She left 50Plus with banging doors. As a one-man faction, she continued in the House of Representatives. But with a fractional fund of more than one million euros. Liane den Haan, leader of the Den Haan faction, has more than twice as much to spend this year than one-man factions such as the BBB of Caroline van der Plas or Bij1 of Sylvana Simons. With the approval of the Speaker of the House of Representatives Vera Bergkamp.
How is that possible? Since 2017, ‘split-offs’ have been cut extra in terms of fraction budget and speaking time; a sanction that the House imposes on ‘seat robbers’. They are no longer allowed to call themselves a faction, but are called ‘group’. This does not apply to Den Haan. She left 50Plus in May with an argument, after which the party disappeared from the House of Representatives with one seat. But according to Chamber President Vera Bergkamp, there was no question of a seat robbery or split. Because, Bergkamp writes in an email exchange with the lawyer of two former 50Plus members, a one-person faction cannot split off.
And so Den Haan can also call itself a faction, and she will not be cut in budget or speaking time. And she will receive more money for support than Pieter Omtzigt, when he returns soon: about 100,000 euros a month, the Omtzigt group 11,000 euros.
Also read: 50Plus threatens to disappear from the House of Representatives due to an argument

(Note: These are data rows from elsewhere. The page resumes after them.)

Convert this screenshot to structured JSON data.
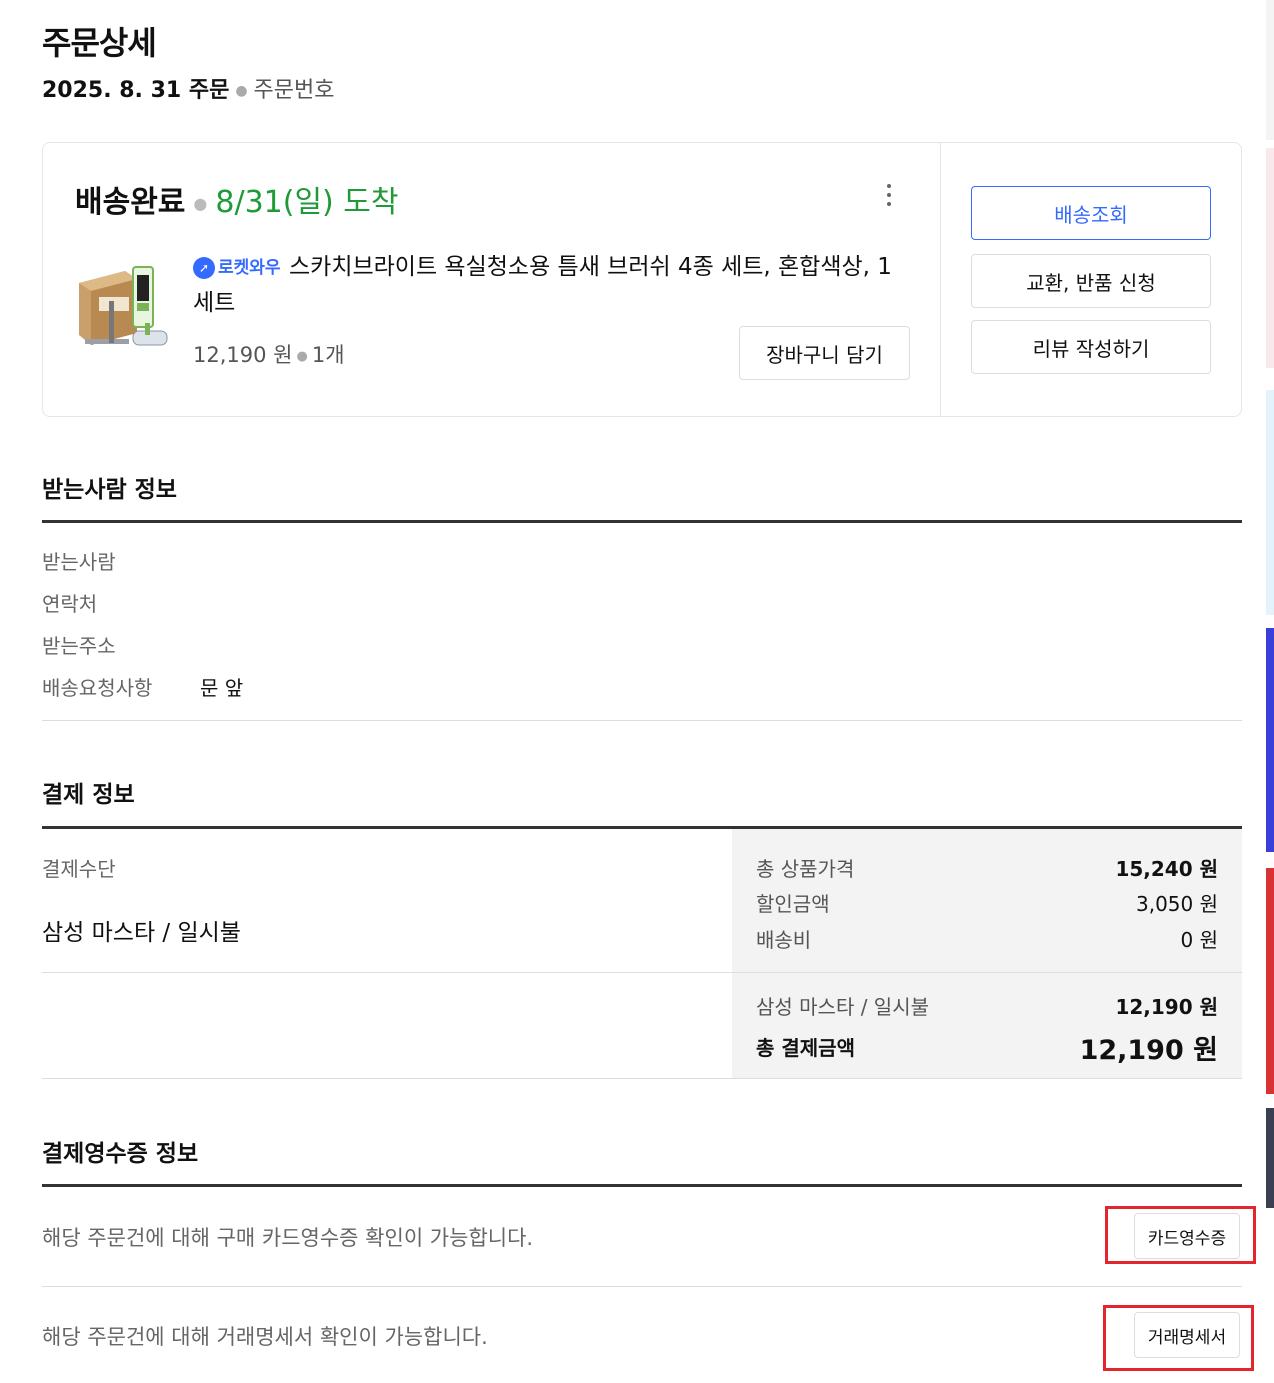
{
  "page": {
    "title": "주문상세",
    "order_date": "2025. 8. 31 주문",
    "order_number_label": "주문번호"
  },
  "order": {
    "status": "배송완료",
    "arrival": "8/31(일) 도착",
    "badge": "로켓와우",
    "product_name": "스카치브라이트 욕실청소용 틈새 브러쉬 4종 세트, 혼합색상, 1세트",
    "price": "12,190 원",
    "quantity": "1개",
    "cart_button": "장바구니 담기"
  },
  "actions": {
    "track": "배송조회",
    "exchange_return": "교환, 반품 신청",
    "review": "리뷰 작성하기"
  },
  "recipient": {
    "section_title": "받는사람 정보",
    "rows": [
      {
        "label": "받는사람",
        "value": ""
      },
      {
        "label": "연락처",
        "value": ""
      },
      {
        "label": "받는주소",
        "value": ""
      },
      {
        "label": "배송요청사항",
        "value": "문 앞"
      }
    ]
  },
  "payment": {
    "section_title": "결제 정보",
    "method_label": "결제수단",
    "method_value": "삼성 마스타 / 일시불",
    "lines": [
      {
        "label": "총 상품가격",
        "amount": "15,240 원"
      },
      {
        "label": "할인금액",
        "amount": "3,050 원"
      },
      {
        "label": "배송비",
        "amount": "0 원"
      }
    ],
    "card_line": {
      "label": "삼성 마스타 / 일시불",
      "amount": "12,190 원"
    },
    "total": {
      "label": "총 결제금액",
      "amount": "12,190 원"
    }
  },
  "receipt": {
    "section_title": "결제영수증 정보",
    "card_receipt_text": "해당 주문건에 대해 구매 카드영수증 확인이 가능합니다.",
    "card_receipt_button": "카드영수증",
    "statement_text": "해당 주문건에 대해 거래명세서 확인이 가능합니다.",
    "statement_button": "거래명세서"
  },
  "colors": {
    "accent_blue": "#346aff",
    "arrival_green": "#1e9b37",
    "highlight_red": "#e3262e"
  }
}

That fraction money will be deposited in the cash of the Stichting Support 50Plus, with more than a million euros in cash – partly equity capital at the end of this year. Den Haan knew about this. On May 4, the day before her departure from 50Plus, she registered as chair of that foundation. Two veterans of the party, Léonie Sazias and Gerrit-Jan van Otterloo, wrote them to the Chamber of Commerce. For them, the day before Den Haan’s departure, that was a coup. “We knew nothing about it, Den Haan refused any contact. There was also no formal board decision to deregister us.”
Den Haan now considers himself the owner of that foundation. “It belongs to the group and I am the group,” she says. “All actions took place in close contact with the registry of the House of Representatives.”
Whether she will be able to use the money remains to be seen. Since May, ABN Amro, the house bank, has blocked the account because it is no longer clear who is still authorized to sign. Salaries have since been advanced by the House of Representatives. And in the meantime, the Chamber of Commerce has reversed the deregistration of the two 50-plussers. That had happened wrongly, according to the Chamber of Commerce.
So for now, everything stays the same.
Constitutional experts look with amazement at the struggle for the money of that foundation and Bergkamp’s role in it. Professor of parliamentary history at Maastricht University, Bert van den Braak, believes that Bergkamp should never have admitted her as a faction. “That is contrary to the Rules of Procedure of the House of Representatives itself. New political groups can only be admitted just after the elections on the first day of session. Later on, this is only possible when two or more factions are merged, or when two or more factions are split.” And so, according to Van den Braak, it is “not at all obvious” that Den Haan would be entitled to party money from another party.
Professor Wim Voermans, professor of constitutional and administrative law at Leiden University, speaks of a “grubby situation” and “not in line with the spirit” of the house rules of the House of Representatives. But according to Voermans, everything is possible according to the letter. “Den Haan has cleverly maneuvered along the edges of those rules.”